TASK BRIEF: Please copy each line of the records below that holds the word "cleaner".
GIVEN ENTRIES Block Start
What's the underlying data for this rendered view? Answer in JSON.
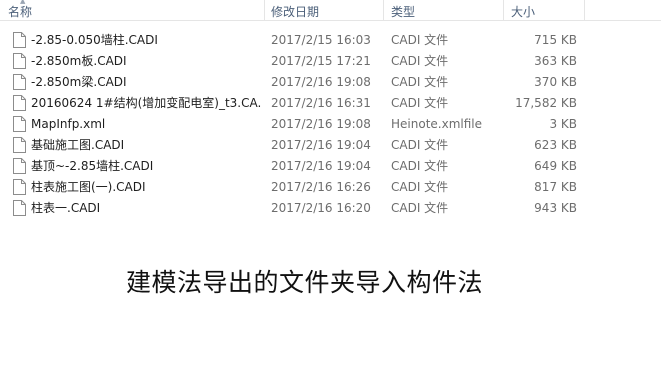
{
  "columns": {
    "name": "名称",
    "date": "修改日期",
    "type": "类型",
    "size": "大小"
  },
  "files": [
    {
      "name": "-2.85-0.050墙柱.CADI",
      "date": "2017/2/15 16:03",
      "type": "CADI 文件",
      "size": "715 KB",
      "icon": "file-icon"
    },
    {
      "name": "-2.850m板.CADI",
      "date": "2017/2/15 17:21",
      "type": "CADI 文件",
      "size": "363 KB",
      "icon": "file-icon"
    },
    {
      "name": "-2.850m梁.CADI",
      "date": "2017/2/16 19:08",
      "type": "CADI 文件",
      "size": "370 KB",
      "icon": "file-icon"
    },
    {
      "name": "20160624 1#结构(增加变配电室)_t3.CA...",
      "date": "2017/2/16 16:31",
      "type": "CADI 文件",
      "size": "17,582 KB",
      "icon": "file-icon"
    },
    {
      "name": "MapInfp.xml",
      "date": "2017/2/16 19:08",
      "type": "Heinote.xmlfile",
      "size": "3 KB",
      "icon": "file-icon"
    },
    {
      "name": "基础施工图.CADI",
      "date": "2017/2/16 19:04",
      "type": "CADI 文件",
      "size": "623 KB",
      "icon": "file-icon"
    },
    {
      "name": "基顶~-2.85墙柱.CADI",
      "date": "2017/2/16 19:04",
      "type": "CADI 文件",
      "size": "649 KB",
      "icon": "file-icon"
    },
    {
      "name": "柱表施工图(一).CADI",
      "date": "2017/2/16 16:26",
      "type": "CADI 文件",
      "size": "817 KB",
      "icon": "file-icon"
    },
    {
      "name": "柱表一.CADI",
      "date": "2017/2/16 16:20",
      "type": "CADI 文件",
      "size": "943 KB",
      "icon": "file-icon"
    }
  ],
  "caption": "建模法导出的文件夹导入构件法"
}
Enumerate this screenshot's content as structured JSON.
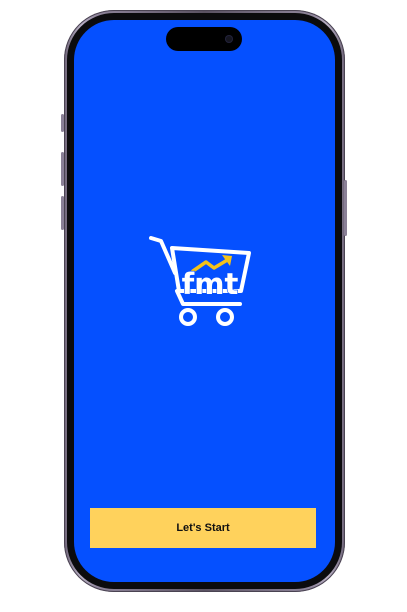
{
  "app": {
    "logo_text": "fmt",
    "start_button_label": "Let's Start"
  },
  "icons": {
    "logo": "shopping-cart-trend-arrow-icon",
    "camera": "front-camera-icon"
  },
  "colors": {
    "screen_background": "#0550ff",
    "button_background": "#ffd25c",
    "logo_primary": "#ffffff",
    "logo_accent": "#f4c21a"
  }
}
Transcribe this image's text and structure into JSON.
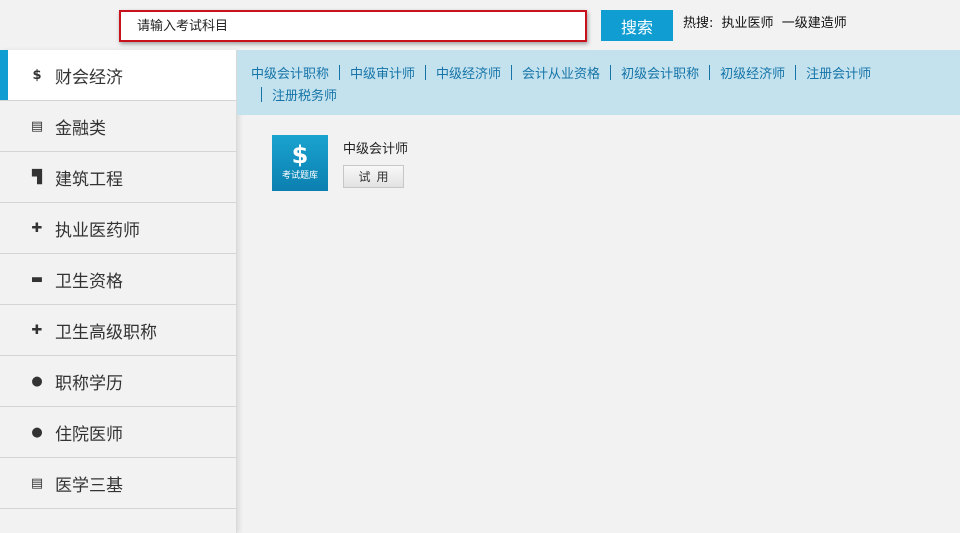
{
  "search": {
    "placeholder": "请输入考试科目",
    "button_label": "搜索"
  },
  "hot_search": {
    "label": "热搜:",
    "items": [
      "执业医师",
      "一级建造师"
    ]
  },
  "sidebar": {
    "items": [
      {
        "label": "财会经济",
        "icon": "dollar-icon",
        "glyph": "$",
        "active": true
      },
      {
        "label": "金融类",
        "icon": "clipboard-icon",
        "glyph": "▤",
        "active": false
      },
      {
        "label": "建筑工程",
        "icon": "hammer-icon",
        "glyph": "▜",
        "active": false
      },
      {
        "label": "执业医药师",
        "icon": "medkit-icon",
        "glyph": "✚",
        "active": false
      },
      {
        "label": "卫生资格",
        "icon": "mask-icon",
        "glyph": "▬",
        "active": false
      },
      {
        "label": "卫生高级职称",
        "icon": "plus-icon",
        "glyph": "✚",
        "active": false
      },
      {
        "label": "职称学历",
        "icon": "user-icon",
        "glyph": "●",
        "active": false
      },
      {
        "label": "住院医师",
        "icon": "doctor-icon",
        "glyph": "●",
        "active": false
      },
      {
        "label": "医学三基",
        "icon": "clipboard-icon",
        "glyph": "▤",
        "active": false
      }
    ]
  },
  "categories": [
    "中级会计职称",
    "中级审计师",
    "中级经济师",
    "会计从业资格",
    "初级会计职称",
    "初级经济师",
    "注册会计师",
    "注册税务师"
  ],
  "card": {
    "icon_glyph": "$",
    "icon_text": "考试题库",
    "title": "中级会计师",
    "button_label": "试用"
  },
  "colors": {
    "accent": "#0f9dd2",
    "highlight_border": "#c8111a",
    "category_bar": "#c4e2ee",
    "category_link": "#1574a8"
  }
}
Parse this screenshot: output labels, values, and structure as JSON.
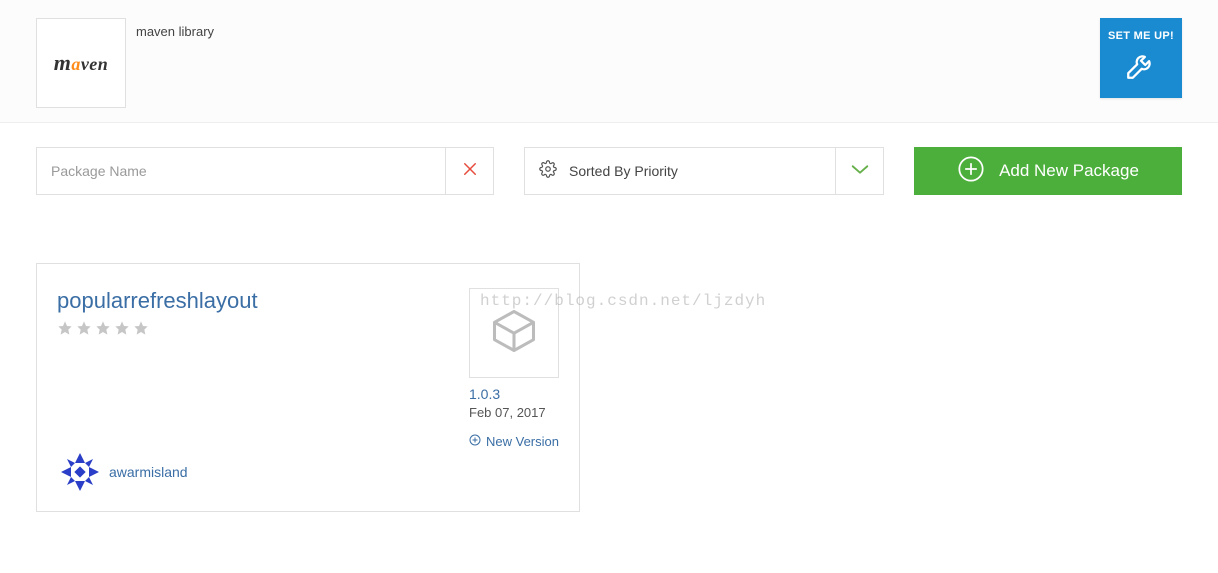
{
  "header": {
    "logo_segments": {
      "prefix": "m",
      "highlight": "a",
      "suffix": "ven"
    },
    "library_title": "maven library",
    "setmeup_label": "SET ME UP!"
  },
  "toolbar": {
    "search_placeholder": "Package Name",
    "search_value": "",
    "sort_label": "Sorted By Priority",
    "add_label": "Add New Package"
  },
  "package": {
    "name": "popularrefreshlayout",
    "rating": 0,
    "version": "1.0.3",
    "date": "Feb 07, 2017",
    "new_version_label": "New Version",
    "owner": "awarmisland"
  },
  "watermark": "http://blog.csdn.net/ljzdyh",
  "colors": {
    "link": "#3a6ea5",
    "primary_blue": "#1b8bd1",
    "primary_green": "#4caf3b",
    "clear_red": "#e74c3c",
    "caret_green": "#66b04a",
    "star_grey": "#c6c6c6"
  }
}
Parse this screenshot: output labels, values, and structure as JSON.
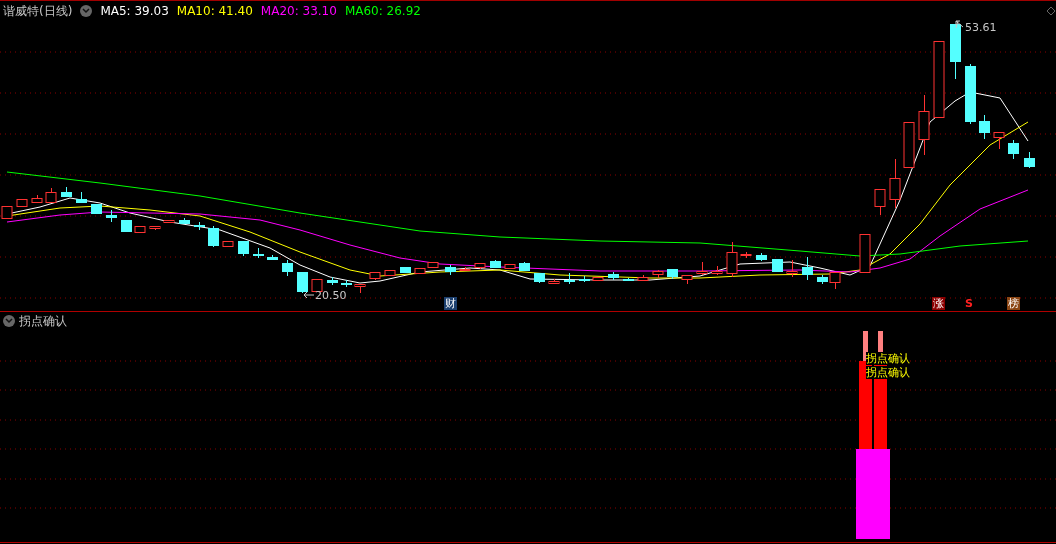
{
  "main_pane": {
    "title": "谐威特(日线)",
    "ma_legend": [
      {
        "label": "MA5: 39.03",
        "color": "#ffffff"
      },
      {
        "label": "MA10: 41.40",
        "color": "#ffff00"
      },
      {
        "label": "MA20: 33.10",
        "color": "#ff00ff"
      },
      {
        "label": "MA60: 26.92",
        "color": "#00ff00"
      }
    ],
    "high_label": "53.61",
    "low_label": "20.50",
    "event_marks": [
      {
        "text": "财",
        "kind": "badge",
        "color": "#1c3f6e"
      },
      {
        "text": "涨",
        "kind": "badge",
        "color": "#8b0000"
      },
      {
        "text": "S",
        "kind": "plain",
        "color": "#ff2020"
      },
      {
        "text": "榜",
        "kind": "badge",
        "color": "#8b4513"
      }
    ]
  },
  "indicator_pane": {
    "title": "拐点确认",
    "signal_labels": [
      "拐点确认",
      "拐点确认"
    ]
  }
}
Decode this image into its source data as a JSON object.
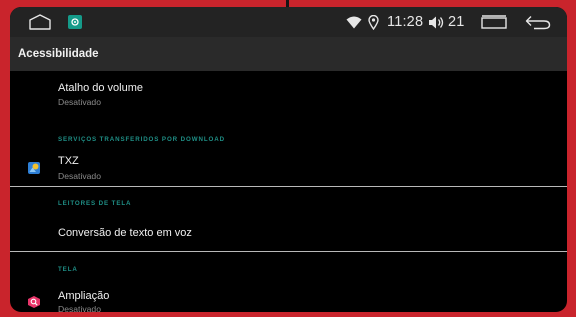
{
  "status_bar": {
    "time": "11:28",
    "volume_level": "21"
  },
  "app_bar": {
    "title": "Acessibilidade"
  },
  "list": {
    "volume_shortcut": {
      "title": "Atalho do volume",
      "subtitle": "Desativado"
    },
    "downloaded_services_header": "SERVIÇOS TRANSFERIDOS POR DOWNLOAD",
    "txz": {
      "title": "TXZ",
      "subtitle": "Desativado"
    },
    "screen_readers_header": "LEITORES DE TELA",
    "tts": {
      "title": "Conversão de texto em voz"
    },
    "display_header": "TELA",
    "magnification": {
      "title": "Ampliação",
      "subtitle": "Desativado"
    }
  },
  "colors": {
    "frame": "#c9242c",
    "status_bar": "#232323",
    "app_bar": "#2a2a2a",
    "section_header": "#1f8f86",
    "settings_badge": "#159b8a",
    "magnify_icon": "#e8356a"
  }
}
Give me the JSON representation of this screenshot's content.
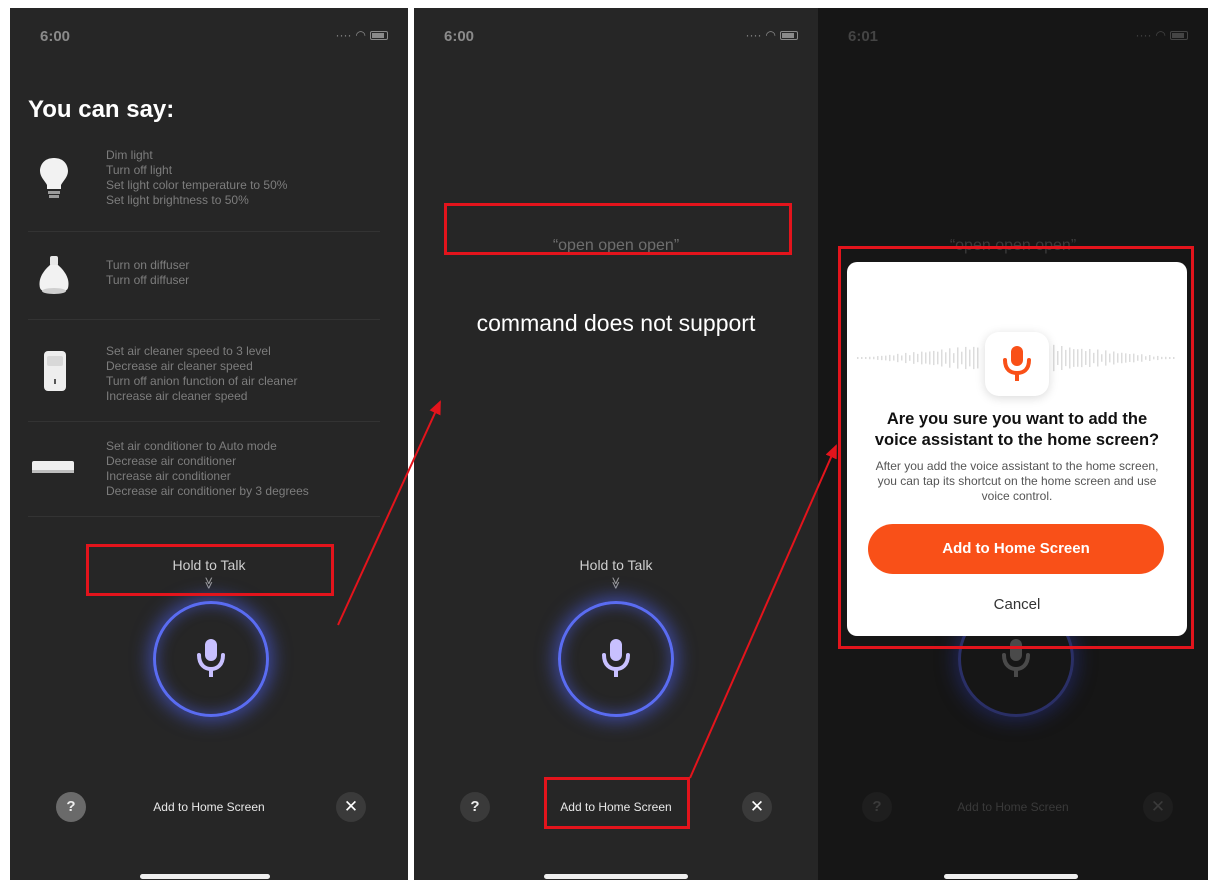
{
  "status": {
    "time_1": "6:00",
    "time_2": "6:00",
    "time_3": "6:01"
  },
  "screen1": {
    "title": "You can say:",
    "groups": [
      {
        "icon": "bulb-icon",
        "lines": [
          "Dim light",
          "Turn off light",
          "Set light color temperature to 50%",
          "Set light brightness to 50%"
        ]
      },
      {
        "icon": "diffuser-icon",
        "lines": [
          "Turn on diffuser",
          "Turn off diffuser"
        ]
      },
      {
        "icon": "air-cleaner-icon",
        "lines": [
          "Set air cleaner speed to 3 level",
          "Decrease air cleaner speed",
          "Turn off anion function of air cleaner",
          "Increase air cleaner speed"
        ]
      },
      {
        "icon": "air-conditioner-icon",
        "lines": [
          "Set air conditioner to Auto mode",
          "Decrease air conditioner",
          "Increase air conditioner",
          "Decrease air conditioner by 3 degrees"
        ]
      }
    ],
    "hold_to_talk": "Hold to Talk",
    "chevron": "≫",
    "help": "?",
    "add_home": "Add to Home Screen",
    "close": "✕"
  },
  "screen2": {
    "recognized": "“open open open”",
    "message": "command does not support",
    "hold_to_talk": "Hold to Talk",
    "chevron": "≫",
    "help": "?",
    "add_home": "Add to Home Screen",
    "close": "✕"
  },
  "screen3": {
    "recognized": "“open open open”",
    "dialog": {
      "title_line1": "Are you sure you want to add the",
      "title_line2": "voice assistant to the home screen?",
      "description": "After you add the voice assistant to the home screen, you can tap its shortcut on the home screen and use voice control.",
      "confirm": "Add to Home Screen",
      "cancel": "Cancel"
    },
    "help": "?",
    "add_home": "Add to Home Screen",
    "close": "✕"
  },
  "colors": {
    "accent": "#f95018",
    "mic_ring": "#5a6cf2",
    "annotation": "#e3141c"
  }
}
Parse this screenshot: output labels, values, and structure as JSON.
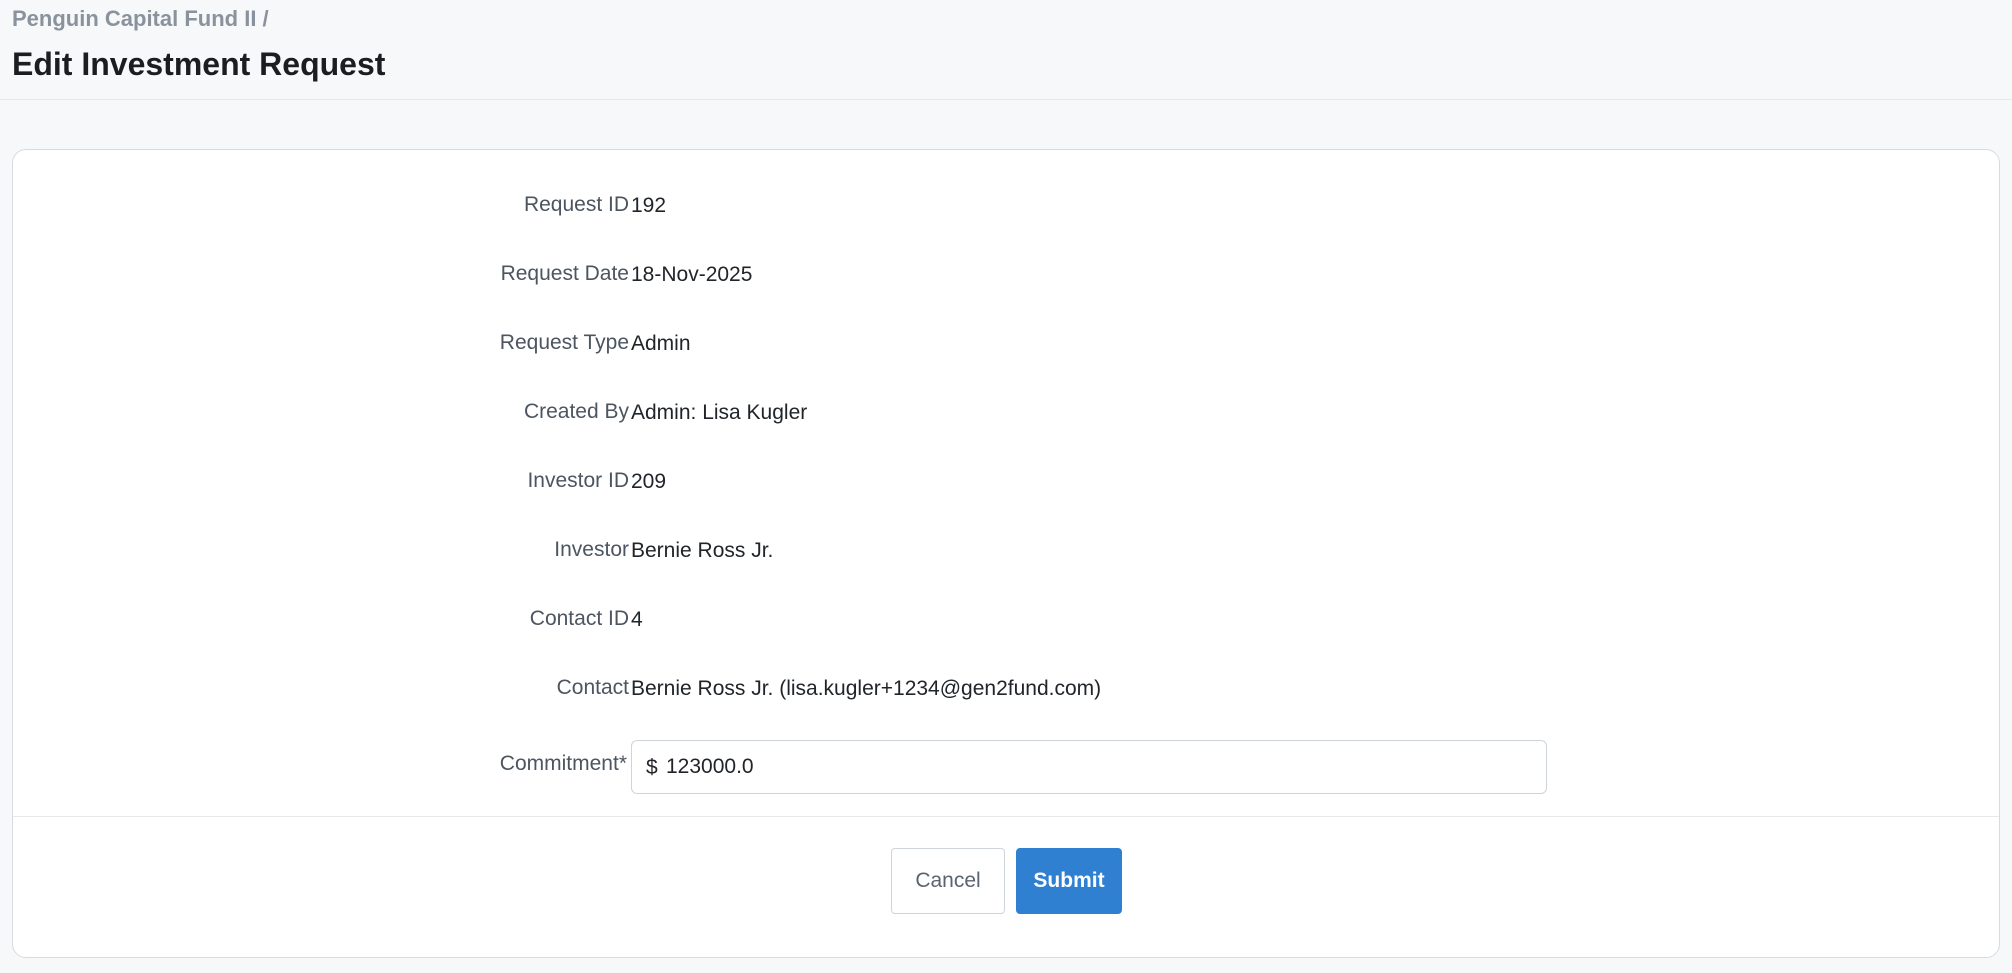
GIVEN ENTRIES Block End
RESPONSE:
        "icon": "air-cleaner-icon",
          "Set air cleaner speed to 3 level",
          "Decrease air cleaner speed",
          "Turn off anion function of air cleaner",
          "Increase air cleaner speed"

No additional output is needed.